I would say to all those apologists that such arguments may suit barbaric Nazis and Zionists but cannot fit the ethics of the civilized Arab nation. Islam instructed us to use a sharp knife and be efficiently quick when we slaughter an animal.
Sentenced killers must be killed with a sharp sword in a specified way to assure a quick and easy death. We are prohibited from mutilating enemies’ corpses under any circumstances.
If all that is due to animals, criminals, and enemy soldiers, it has to be even more so when it comes to innocent civilians.
The media should lead, not just follow the public mode and reflect its sentiments. It should educate, enlighten and propagate our noble principles at all times, especially when the world is on fire and rage confuses the rest of us.
Both American and Arab media failed us in this test. When we most needed them, they were feathers to the wind. What an outrage!

Sunday, June 06, 2004

National Dialogue? Just Talking!

Dr. Khaled M. Batarfi, Arab News

Dr. Ghazi Al-Gosaibi, our intellectual minister, angered many when he wrote in Al-Watan recently that the National Dialogue forums are meant to train people in debating skills, not to recommend reforms.
The notion that more than 60 people who represent all social groups and are some of our best in most fields were just brought in to engage in speech training course was shocking.
This could be because our expectations were too high, or due to the general feeling that we are so late and need to move much faster, or that the implication that our top intellectuals don’t know how to speak their minds, express their thoughts and discuss their positions was insulting.
Al-Madinah columnist Muhammad Salahuddin felt it was like asking a straight-A college graduate to go back to kindergarten.
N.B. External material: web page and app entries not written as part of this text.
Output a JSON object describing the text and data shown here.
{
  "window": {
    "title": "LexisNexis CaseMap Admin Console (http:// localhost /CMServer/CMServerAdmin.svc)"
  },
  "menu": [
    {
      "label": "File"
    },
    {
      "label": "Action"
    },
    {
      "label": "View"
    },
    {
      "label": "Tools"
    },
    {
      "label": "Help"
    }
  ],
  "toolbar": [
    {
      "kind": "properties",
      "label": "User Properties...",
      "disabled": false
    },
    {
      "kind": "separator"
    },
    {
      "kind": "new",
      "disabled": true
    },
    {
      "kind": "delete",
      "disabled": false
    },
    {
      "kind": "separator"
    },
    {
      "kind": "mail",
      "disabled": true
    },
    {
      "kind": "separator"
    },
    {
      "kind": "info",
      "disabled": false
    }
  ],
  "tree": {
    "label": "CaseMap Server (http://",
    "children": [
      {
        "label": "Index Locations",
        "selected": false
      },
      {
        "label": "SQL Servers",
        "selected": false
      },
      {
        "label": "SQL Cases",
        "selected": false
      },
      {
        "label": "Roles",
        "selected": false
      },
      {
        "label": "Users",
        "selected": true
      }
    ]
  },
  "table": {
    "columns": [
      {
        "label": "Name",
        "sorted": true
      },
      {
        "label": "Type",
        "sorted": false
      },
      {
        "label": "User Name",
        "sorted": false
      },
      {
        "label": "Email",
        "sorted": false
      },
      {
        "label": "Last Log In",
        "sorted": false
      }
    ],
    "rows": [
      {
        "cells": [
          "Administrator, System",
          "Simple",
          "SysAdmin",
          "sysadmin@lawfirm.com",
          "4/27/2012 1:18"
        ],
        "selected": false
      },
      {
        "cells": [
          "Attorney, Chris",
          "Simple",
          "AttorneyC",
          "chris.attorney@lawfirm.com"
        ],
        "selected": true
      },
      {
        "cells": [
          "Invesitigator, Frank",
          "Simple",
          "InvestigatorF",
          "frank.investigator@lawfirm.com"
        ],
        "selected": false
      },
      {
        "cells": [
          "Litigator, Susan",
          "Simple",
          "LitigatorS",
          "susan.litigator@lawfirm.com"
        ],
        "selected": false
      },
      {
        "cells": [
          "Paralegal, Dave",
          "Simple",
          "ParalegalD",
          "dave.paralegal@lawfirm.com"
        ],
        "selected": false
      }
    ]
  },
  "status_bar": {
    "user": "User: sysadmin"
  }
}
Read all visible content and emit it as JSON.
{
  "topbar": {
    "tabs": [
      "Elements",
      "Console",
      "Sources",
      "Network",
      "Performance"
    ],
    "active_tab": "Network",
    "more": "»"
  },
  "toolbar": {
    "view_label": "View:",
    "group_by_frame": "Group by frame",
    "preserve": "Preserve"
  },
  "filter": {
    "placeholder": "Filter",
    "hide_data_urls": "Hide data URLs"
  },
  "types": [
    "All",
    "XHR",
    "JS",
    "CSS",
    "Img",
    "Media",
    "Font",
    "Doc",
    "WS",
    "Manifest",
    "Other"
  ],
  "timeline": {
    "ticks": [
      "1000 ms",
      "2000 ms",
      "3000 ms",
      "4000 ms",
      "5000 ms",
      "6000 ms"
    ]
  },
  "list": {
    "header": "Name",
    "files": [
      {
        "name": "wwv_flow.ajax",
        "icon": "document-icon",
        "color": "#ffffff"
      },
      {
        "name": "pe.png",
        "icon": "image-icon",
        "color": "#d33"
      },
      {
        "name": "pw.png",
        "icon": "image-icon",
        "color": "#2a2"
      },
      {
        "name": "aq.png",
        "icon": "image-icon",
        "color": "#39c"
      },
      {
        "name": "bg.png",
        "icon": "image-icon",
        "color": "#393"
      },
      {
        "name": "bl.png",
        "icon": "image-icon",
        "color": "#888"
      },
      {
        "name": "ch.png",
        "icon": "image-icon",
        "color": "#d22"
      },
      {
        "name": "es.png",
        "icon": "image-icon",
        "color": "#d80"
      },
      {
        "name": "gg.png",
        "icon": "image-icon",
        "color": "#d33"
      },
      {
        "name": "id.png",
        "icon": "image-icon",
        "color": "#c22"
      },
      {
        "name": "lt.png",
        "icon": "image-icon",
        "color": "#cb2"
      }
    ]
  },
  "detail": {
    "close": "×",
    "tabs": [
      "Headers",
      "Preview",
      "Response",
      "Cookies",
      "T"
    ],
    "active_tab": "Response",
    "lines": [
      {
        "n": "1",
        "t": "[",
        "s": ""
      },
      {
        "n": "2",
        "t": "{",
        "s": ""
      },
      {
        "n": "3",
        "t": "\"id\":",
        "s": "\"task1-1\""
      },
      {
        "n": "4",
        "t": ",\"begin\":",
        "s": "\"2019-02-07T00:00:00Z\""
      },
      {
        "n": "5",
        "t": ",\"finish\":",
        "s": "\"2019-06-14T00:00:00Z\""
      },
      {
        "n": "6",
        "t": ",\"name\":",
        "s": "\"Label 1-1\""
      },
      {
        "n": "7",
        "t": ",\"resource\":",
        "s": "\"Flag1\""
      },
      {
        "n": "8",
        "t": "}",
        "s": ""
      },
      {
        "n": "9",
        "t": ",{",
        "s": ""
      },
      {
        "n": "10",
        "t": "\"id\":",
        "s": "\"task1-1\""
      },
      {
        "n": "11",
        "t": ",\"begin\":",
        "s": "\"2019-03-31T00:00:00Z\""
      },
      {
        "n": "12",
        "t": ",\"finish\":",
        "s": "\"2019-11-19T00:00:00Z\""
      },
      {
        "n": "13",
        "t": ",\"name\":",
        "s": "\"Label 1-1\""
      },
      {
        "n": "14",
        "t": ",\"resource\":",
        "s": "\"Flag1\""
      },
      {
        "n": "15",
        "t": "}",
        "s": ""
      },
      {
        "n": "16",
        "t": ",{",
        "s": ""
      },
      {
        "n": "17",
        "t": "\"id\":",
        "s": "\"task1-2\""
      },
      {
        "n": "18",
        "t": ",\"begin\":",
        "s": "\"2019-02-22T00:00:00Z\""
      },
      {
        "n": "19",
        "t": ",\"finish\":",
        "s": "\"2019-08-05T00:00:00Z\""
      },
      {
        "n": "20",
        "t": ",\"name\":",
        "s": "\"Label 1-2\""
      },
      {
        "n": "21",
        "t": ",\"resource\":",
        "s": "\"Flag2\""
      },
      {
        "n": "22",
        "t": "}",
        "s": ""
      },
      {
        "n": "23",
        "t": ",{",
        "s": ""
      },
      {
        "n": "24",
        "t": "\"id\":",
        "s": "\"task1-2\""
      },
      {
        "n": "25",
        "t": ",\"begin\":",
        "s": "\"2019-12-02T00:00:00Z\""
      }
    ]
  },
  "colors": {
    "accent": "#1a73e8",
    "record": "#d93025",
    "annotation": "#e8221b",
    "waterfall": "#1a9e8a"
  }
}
Al-Riyadh writer Mohammad Reda Nasruallah wrote that time was running out, and we needed to reform our government to better respond to the challenges and to implement urgently needed social and administrative reforms.
Dr. Muhammad Al-Qunaibit, a Shoura Council member, asked how Gosaibi would feel if asked to invest so much time and effort in one of these forums only to be told that all was just for practice. Abdullah Khayyat of Okaz expressed his astonishment that Gosaibi, a respected intellectual, would advocate that the forums’ recommendations should not be at the top of the decision-makers’ agenda.
I do agree with Dr. Gosaibi on the need to improve our culture of debate. Our school curriculum, like our society, is not based on two-way dialogue. Children are brought up, whether in school, home or mosque, to listen, memorize and obey. They are not supposed to discuss and disagree, or encouraged to read beyond a very limited canon, or to carry out scientific research.
When they study in the West, they get their first culture shock at school as they struggle to cope with the new learning environment. They don’t know how to argue, speak their minds, think independently, and do free uncharted research.
Yes, we need to change all that, not just within the Center for National Dialogue but everywhere — at school, in the media, in the administration, in society at large.
But I don’t agree with Dr. Gosaibi that the fruits of two real, mature, well-prepared and conducted debates should not be put to good use. Those are reform recommendations most people, if not all, agree must be urgently implemented.
The world is watching. Women, the unemployed, the underprivileged, Shiites and other schools of thought are waiting. The clock is ticking, Dr. Ghazi, and we don’t have all day.